YEKATERINBURG: Luis Suárez will be chasing redemption on Friday when Uruguay face Egypt in his first World Cup appearance since being thrown out of the tournament in 2014 for biting Italian defender Giorgio Chiellini.
The controversial Barcelona striker, 31, was described on the eve of their first game in Russia as “more mature” by Uruguay coach Óscar Tabárez.
The next few days and weeks will be the time to prove it because Suárez will be past his prime or even retired by the time the next World Cup comes around, in Qatar in 2022.
The livewire forward’s history with the World Cup is a chequered one.
In 2010, Suárez was sent off in extra time in the quarterfinals for stopping a certain goal with his hand, and Uruguay went on to beat Ghana on penalties.
Four years ago in Brazil, Suarez tried to take a lump out of Chiellini and was subsequently banned for several months. It was the third time during his career that he had bitten an opponent.
But from pantomime villain castigated the world over except in Uruguay, Suárez has mostly recovered his reputation.
He left Liverpool for Barcelona in 2014 for 81.7 million euros (RM378 million) and has been a regular scorer at the Camp Nou, scoring 152 goals in 198 games for the Spanish champions and racking up half as many assists.
Suárez, who appears to have a better temperament as he ages, has been similarly prolific for Uruguay and, alongside Paris Saint Germain’s Edinson Cavani, is part of one of the most potent attacking duos at the World Cup.
The pair will be licking their lips at the prospect of getting stuck into the defence of a Saudi Arabian team thrashed 5-0 by hosts Russia in the World Cup opener on Thursday.
But first it is Mohamed Salah’s Egypt on Friday, and Uruguay boss Tabárez is expecting Suárez to show he has changed for the better since the disgrace of 2014.
“Luis Suárez is no doubt more mature now and he has matured a great deal,” said Tabárez, the 71-year-old veteran who leads a Uruguayan side tipped as possible finalists by some.
“What happened in Brazil is part of real life and of course a lesson to achieve more maturity not only as a footballer but also in other parts of his life, such as his family.”

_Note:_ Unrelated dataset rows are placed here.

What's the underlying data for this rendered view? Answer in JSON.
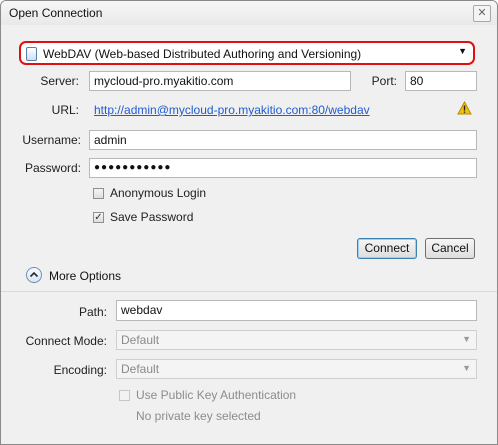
{
  "window": {
    "title": "Open Connection",
    "close_glyph": "✕"
  },
  "protocol": {
    "selected": "WebDAV (Web-based Distributed Authoring and Versioning)",
    "icon": "webdav-drive-icon",
    "highlight_color": "#e01010"
  },
  "server": {
    "label": "Server:",
    "value": "mycloud-pro.myakitio.com"
  },
  "port": {
    "label": "Port:",
    "value": "80"
  },
  "url": {
    "label": "URL:",
    "value": "http://admin@mycloud-pro.myakitio.com:80/webdav",
    "warning_icon": "warning-icon"
  },
  "username": {
    "label": "Username:",
    "value": "admin"
  },
  "password": {
    "label": "Password:",
    "value": "●●●●●●●●●●●"
  },
  "anonymous_login": {
    "label": "Anonymous Login",
    "checked": false
  },
  "save_password": {
    "label": "Save Password",
    "checked": true,
    "glyph": "✓"
  },
  "buttons": {
    "connect": "Connect",
    "cancel": "Cancel"
  },
  "more_options": {
    "label": "More Options",
    "expanded": true
  },
  "path": {
    "label": "Path:",
    "value": "webdav"
  },
  "connect_mode": {
    "label": "Connect Mode:",
    "value": "Default"
  },
  "encoding": {
    "label": "Encoding:",
    "value": "Default"
  },
  "public_key_auth": {
    "label": "Use Public Key Authentication",
    "checked": false,
    "disabled": true
  },
  "private_key_status": "No private key selected"
}
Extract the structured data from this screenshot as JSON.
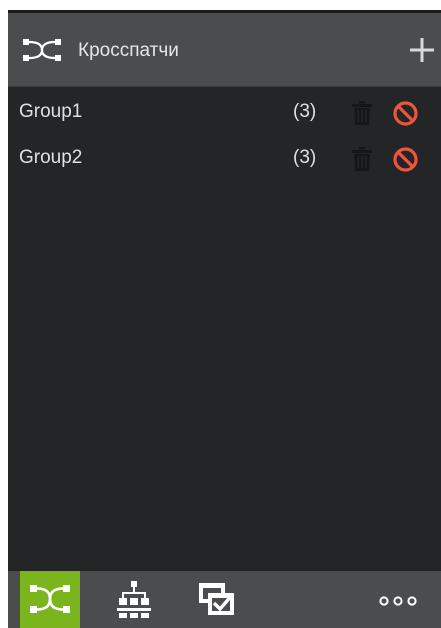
{
  "header": {
    "title": "Кросспатчи",
    "header_icon": "crosspatch-icon",
    "add_icon": "plus-icon"
  },
  "groups": [
    {
      "name": "Group1",
      "count": "(3)",
      "delete_icon": "trash-icon",
      "disable_icon": "prohibited-icon"
    },
    {
      "name": "Group2",
      "count": "(3)",
      "delete_icon": "trash-icon",
      "disable_icon": "prohibited-icon"
    }
  ],
  "footer": {
    "tabs": [
      {
        "icon": "crosspatch-icon",
        "active": true
      },
      {
        "icon": "network-tree-icon",
        "active": false
      },
      {
        "icon": "checked-windows-icon",
        "active": false
      },
      {
        "icon": "more-dots-icon",
        "active": false
      }
    ]
  },
  "colors": {
    "panel_bg": "#242527",
    "header_bg": "#4b4c4e",
    "active_tab": "#7ab51d",
    "prohibited": "#e8573f"
  }
}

If Uruguay beat Egypt in front of Yekaterinburg Arena’s curious two temporary stands they will finally banish Uruguay’s unwanted recent record – they have not won their opening game at a World Cup since 1970.

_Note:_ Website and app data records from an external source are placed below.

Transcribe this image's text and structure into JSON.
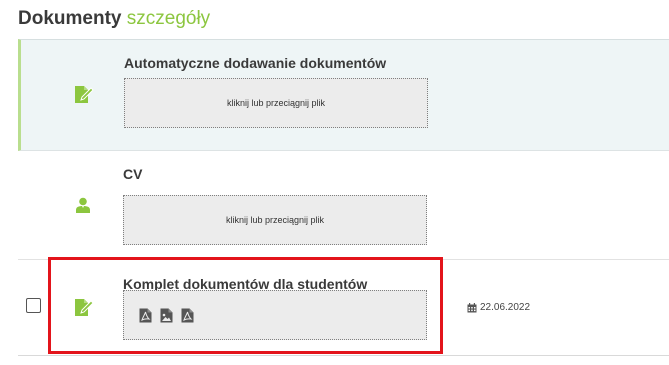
{
  "header": {
    "title": "Dokumenty",
    "subtitle": "szczegóły"
  },
  "colors": {
    "accent_green": "#8cc63f",
    "highlight_red": "#e3141b",
    "selected_row_bg": "#eef5f6"
  },
  "documents": [
    {
      "title": "Automatyczne dodawanie dokumentów",
      "icon": "document-edit-icon",
      "dropzone_text": "kliknij lub przeciągnij plik"
    },
    {
      "title": "CV",
      "icon": "user-icon",
      "dropzone_text": "kliknij lub przeciągnij plik"
    },
    {
      "title": "Komplet dokumentów dla studentów",
      "icon": "document-edit-icon",
      "files": [
        "pdf-file-icon",
        "image-file-icon",
        "pdf-file-icon"
      ],
      "date_icon": "calendar-icon",
      "date": "22.06.2022",
      "checked": false
    }
  ]
}
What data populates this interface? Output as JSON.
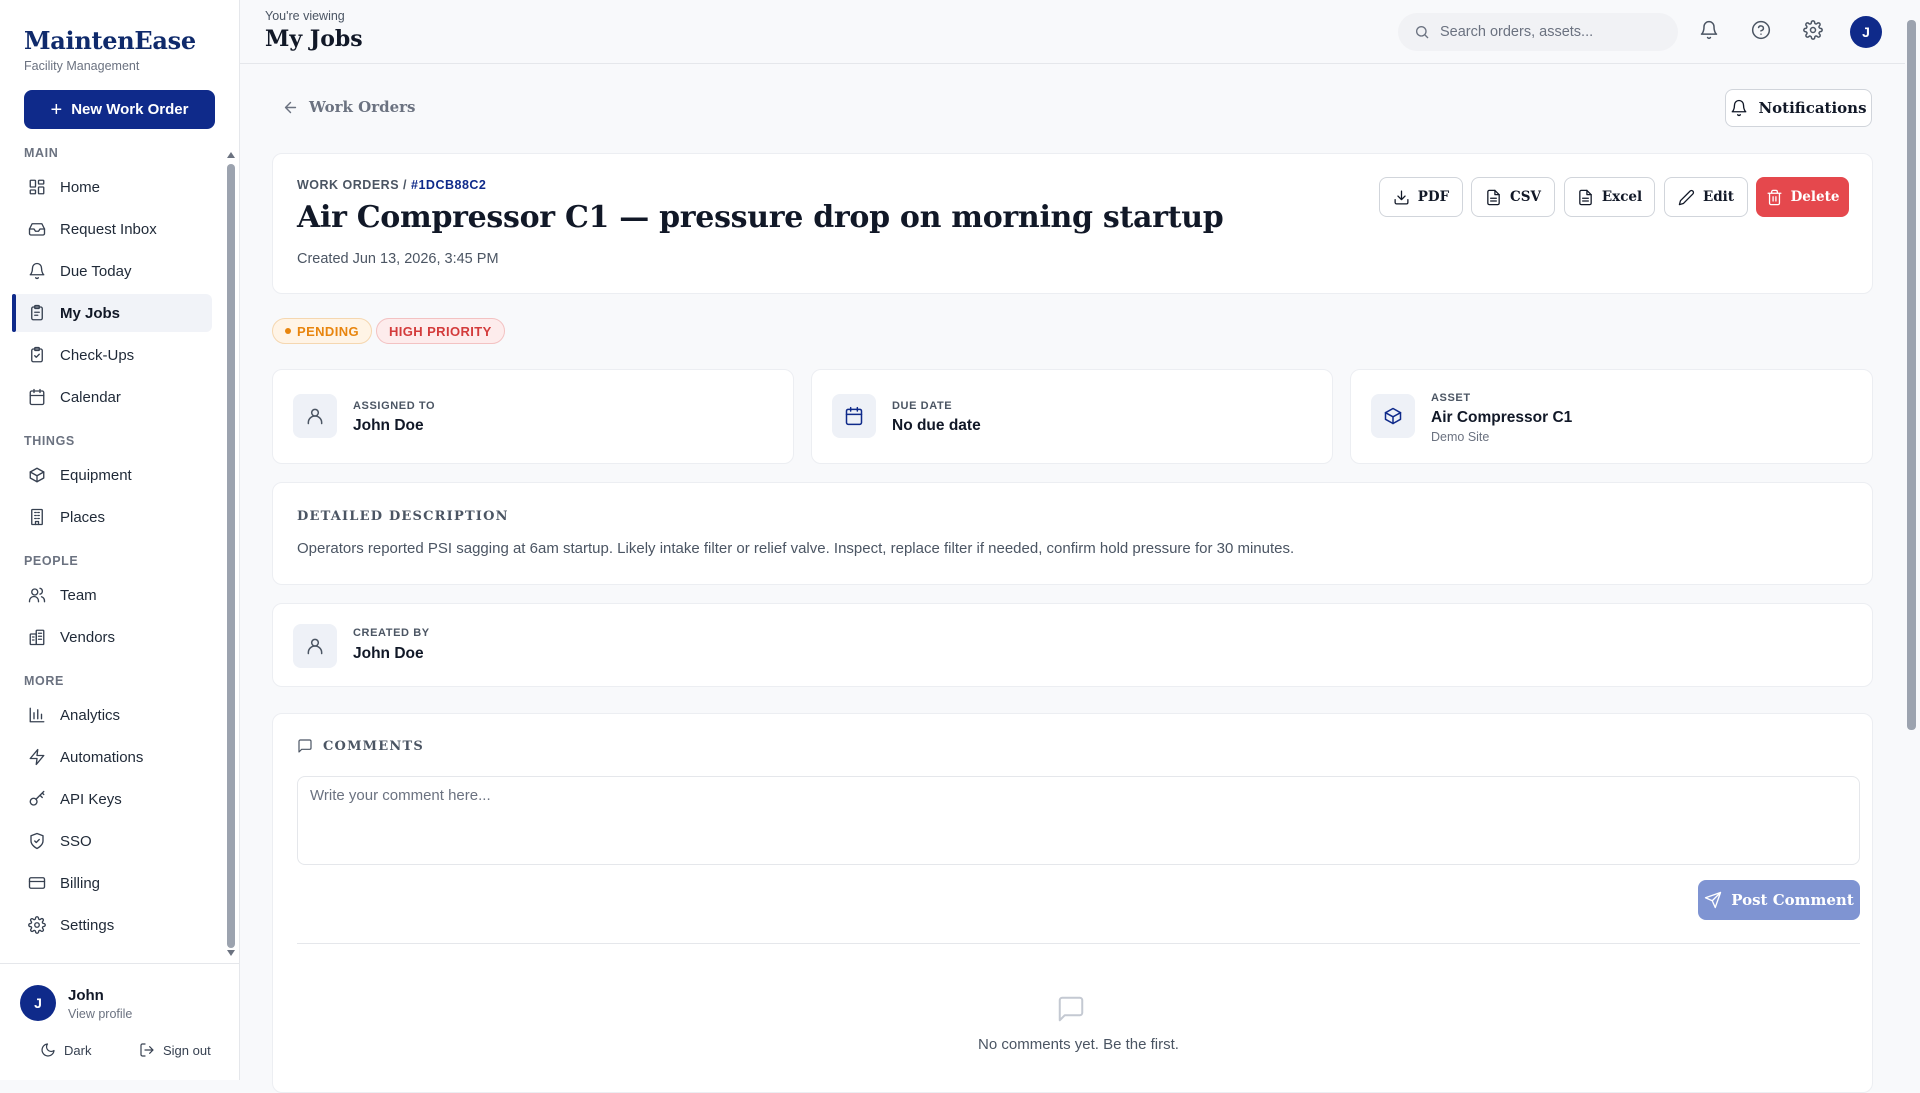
{
  "brand": {
    "name": "MaintenEase",
    "subtitle": "Facility Management"
  },
  "new_work_order_label": "New Work Order",
  "nav": {
    "sections": {
      "main": "MAIN",
      "things": "THINGS",
      "people": "PEOPLE",
      "more": "MORE"
    },
    "items": {
      "home": "Home",
      "request_inbox": "Request Inbox",
      "due_today": "Due Today",
      "my_jobs": "My Jobs",
      "check_ups": "Check-Ups",
      "calendar": "Calendar",
      "equipment": "Equipment",
      "places": "Places",
      "team": "Team",
      "vendors": "Vendors",
      "analytics": "Analytics",
      "automations": "Automations",
      "api_keys": "API Keys",
      "sso": "SSO",
      "billing": "Billing",
      "settings": "Settings"
    },
    "active": "My Jobs"
  },
  "user": {
    "initial": "J",
    "name": "John",
    "view_profile": "View profile",
    "dark_label": "Dark",
    "sign_out_label": "Sign out"
  },
  "topbar": {
    "viewing_label": "You're viewing",
    "page_title": "My Jobs",
    "search_placeholder": "Search orders, assets..."
  },
  "back_label": "Work Orders",
  "notifications_label": "Notifications",
  "work_order": {
    "crumb_section": "WORK ORDERS",
    "crumb_sep": "/",
    "id": "#1DCB88C2",
    "title": "Air Compressor C1 — pressure drop on morning startup",
    "created": "Created Jun 13, 2026, 3:45 PM",
    "actions": {
      "pdf": "PDF",
      "csv": "CSV",
      "excel": "Excel",
      "edit": "Edit",
      "delete": "Delete"
    },
    "status": "PENDING",
    "priority": "HIGH PRIORITY",
    "assigned": {
      "label": "ASSIGNED TO",
      "value": "John Doe"
    },
    "due": {
      "label": "DUE DATE",
      "value": "No due date"
    },
    "asset": {
      "label": "ASSET",
      "value": "Air Compressor C1",
      "site": "Demo Site"
    },
    "description": {
      "heading": "DETAILED DESCRIPTION",
      "text": "Operators reported PSI sagging at 6am startup. Likely intake filter or relief valve. Inspect, replace filter if needed, confirm hold pressure for 30 minutes."
    },
    "created_by": {
      "label": "CREATED BY",
      "value": "John Doe"
    }
  },
  "comments": {
    "heading": "COMMENTS",
    "placeholder": "Write your comment here...",
    "post_label": "Post Comment",
    "empty_text": "No comments yet. Be the first."
  },
  "colors": {
    "brand_navy": "#0f2a8a",
    "danger": "#e5484d",
    "pending": "#e8850e",
    "high_priority": "#d33b3b"
  }
}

“We think we are cursed, we are cursed,” said Tabárez, who insisted that he hopes Egyptian talisman Salah will be fit after three weeks out injured with a shoulder problem.

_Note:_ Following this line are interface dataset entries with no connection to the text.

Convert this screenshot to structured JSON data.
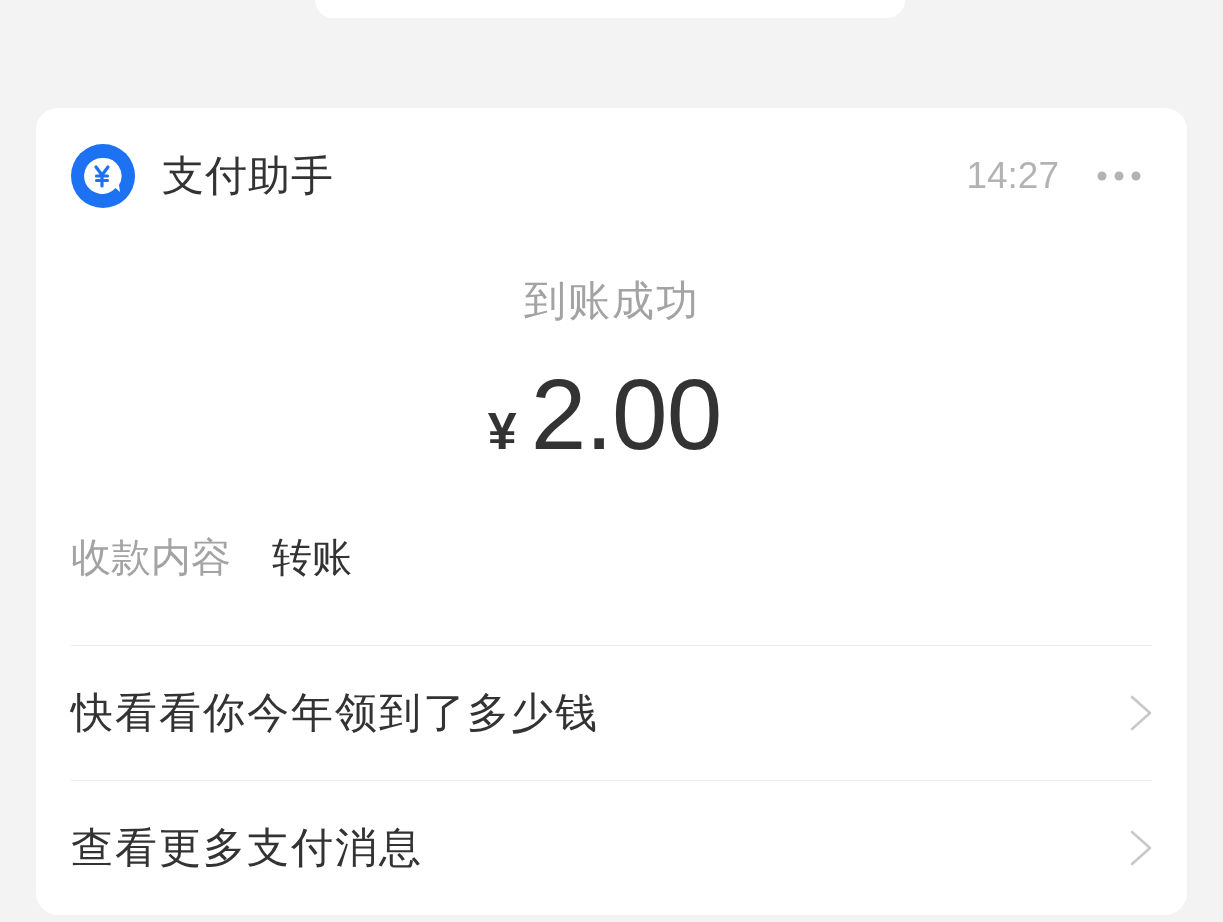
{
  "message": {
    "sender": "支付助手",
    "time": "14:27",
    "status": "到账成功",
    "currency": "¥",
    "amount": "2.00",
    "details": [
      {
        "label": "收款内容",
        "value": "转账"
      }
    ],
    "links": [
      {
        "label": "快看看你今年领到了多少钱"
      },
      {
        "label": "查看更多支付消息"
      }
    ]
  }
}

Uruguay face the Saudis next Wednesday and Russia on June 25 in their final Group A game.